(Supplied records)
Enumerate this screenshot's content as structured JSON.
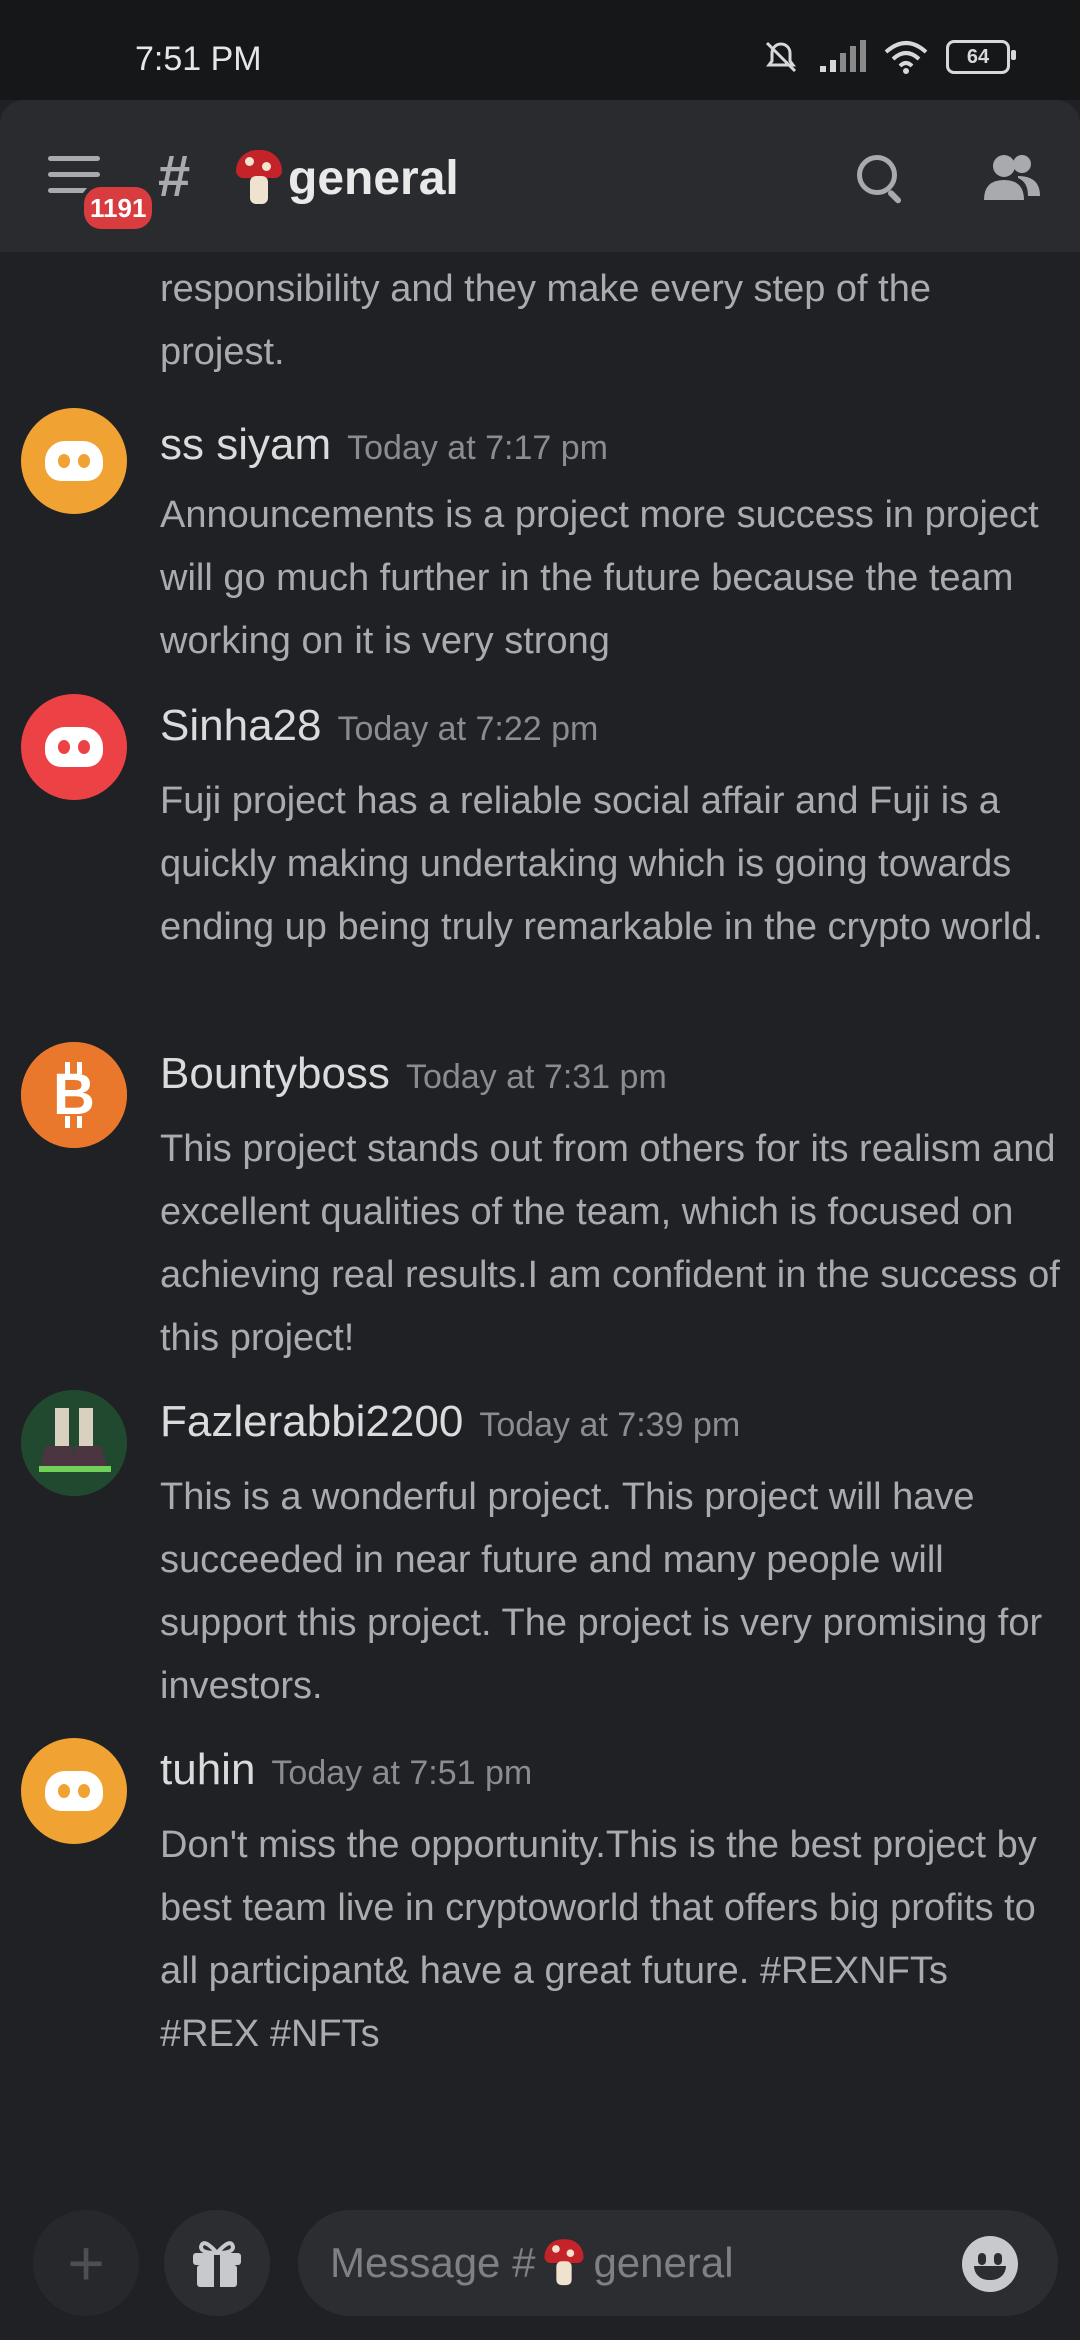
{
  "status_bar": {
    "time": "7:51 PM",
    "battery": "64"
  },
  "header": {
    "unread_badge": "1191",
    "channel_hash": "#",
    "channel_name": "general"
  },
  "continued_text": "responsibility and they make every step of the projest.",
  "messages": [
    {
      "username": "ss siyam",
      "timestamp": "Today at 7:17 pm",
      "avatar_color": "#f0a232",
      "text": "Announcements is a project more success in project will go much further in the future because the team working on it is very strong"
    },
    {
      "username": "Sinha28",
      "timestamp": "Today at 7:22 pm",
      "avatar_color": "#ed4245",
      "text": "Fuji project has a reliable social affair and Fuji is a quickly making undertaking which is going towards ending up being truly remarkable in the crypto world."
    },
    {
      "username": "Bountyboss",
      "timestamp": "Today at 7:31 pm",
      "avatar_color": "#e46a25",
      "text": "This project stands out from others for its realism and excellent qualities of the team, which is focused on achieving real results.I am confident in the success of this project!"
    },
    {
      "username": "Fazlerabbi2200",
      "timestamp": "Today at 7:39 pm",
      "avatar_color": "#1f4d31",
      "text": "This is a wonderful project. This project will have succeeded in near future and many people will support this project. The project is very promising for investors."
    },
    {
      "username": "tuhin",
      "timestamp": "Today at 7:51 pm",
      "avatar_color": "#f0a232",
      "text": "Don't miss the opportunity.This is the best project by best team live in cryptoworld that offers big profits to all participant& have a great future. #REXNFTs #REX #NFTs"
    }
  ],
  "composer": {
    "placeholder_prefix": "Message #",
    "placeholder_channel": "general"
  },
  "icons": {
    "menu": "hamburger-menu-icon",
    "search": "search-icon",
    "members": "members-icon",
    "plus": "plus-icon",
    "gift": "gift-icon",
    "emoji": "emoji-icon"
  }
}
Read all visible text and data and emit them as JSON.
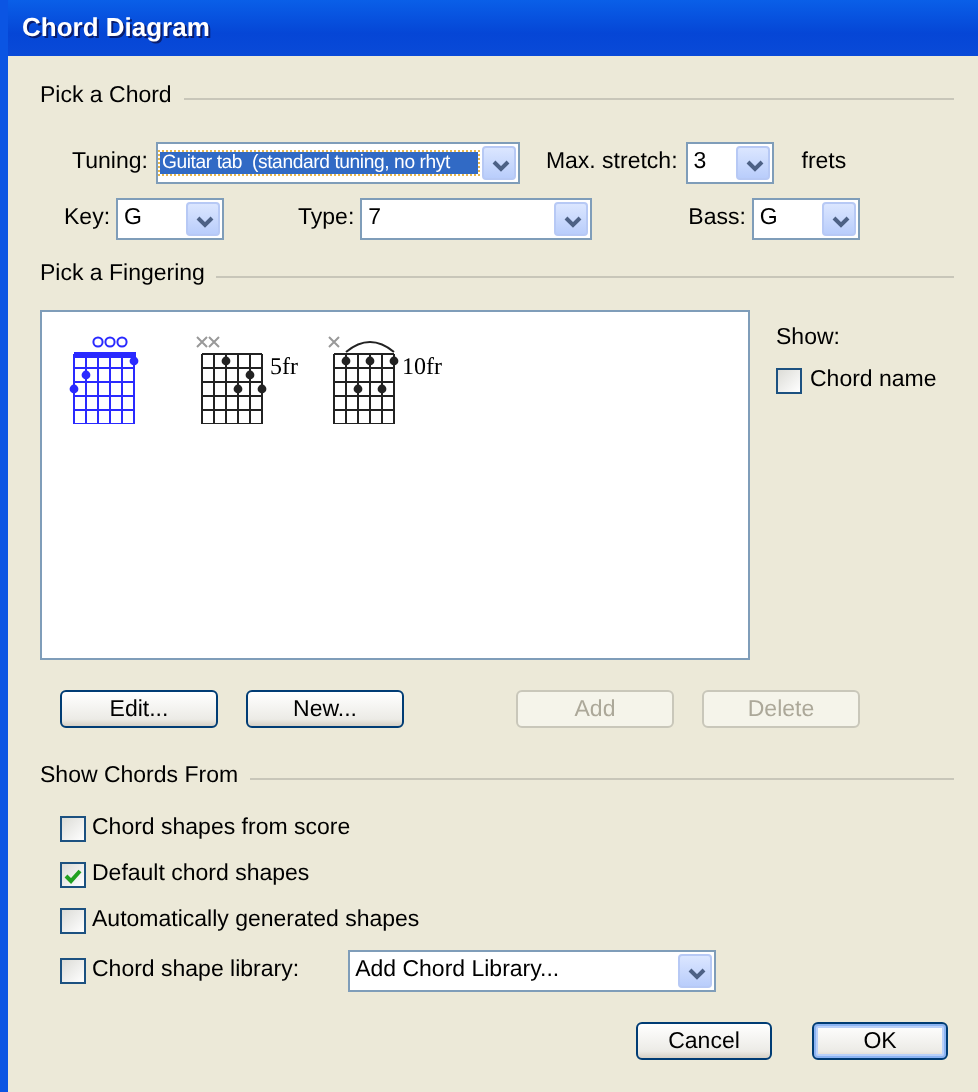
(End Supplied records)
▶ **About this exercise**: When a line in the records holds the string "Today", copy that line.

▶ **Solution for this exercise**:
      "timestamp": "Today at 7:17 pm",
      "timestamp": "Today at 7:22 pm",
      "timestamp": "Today at 7:31 pm",
      "timestamp": "Today at 7:39 pm",
      "timestamp": "Today at 7:51 pm",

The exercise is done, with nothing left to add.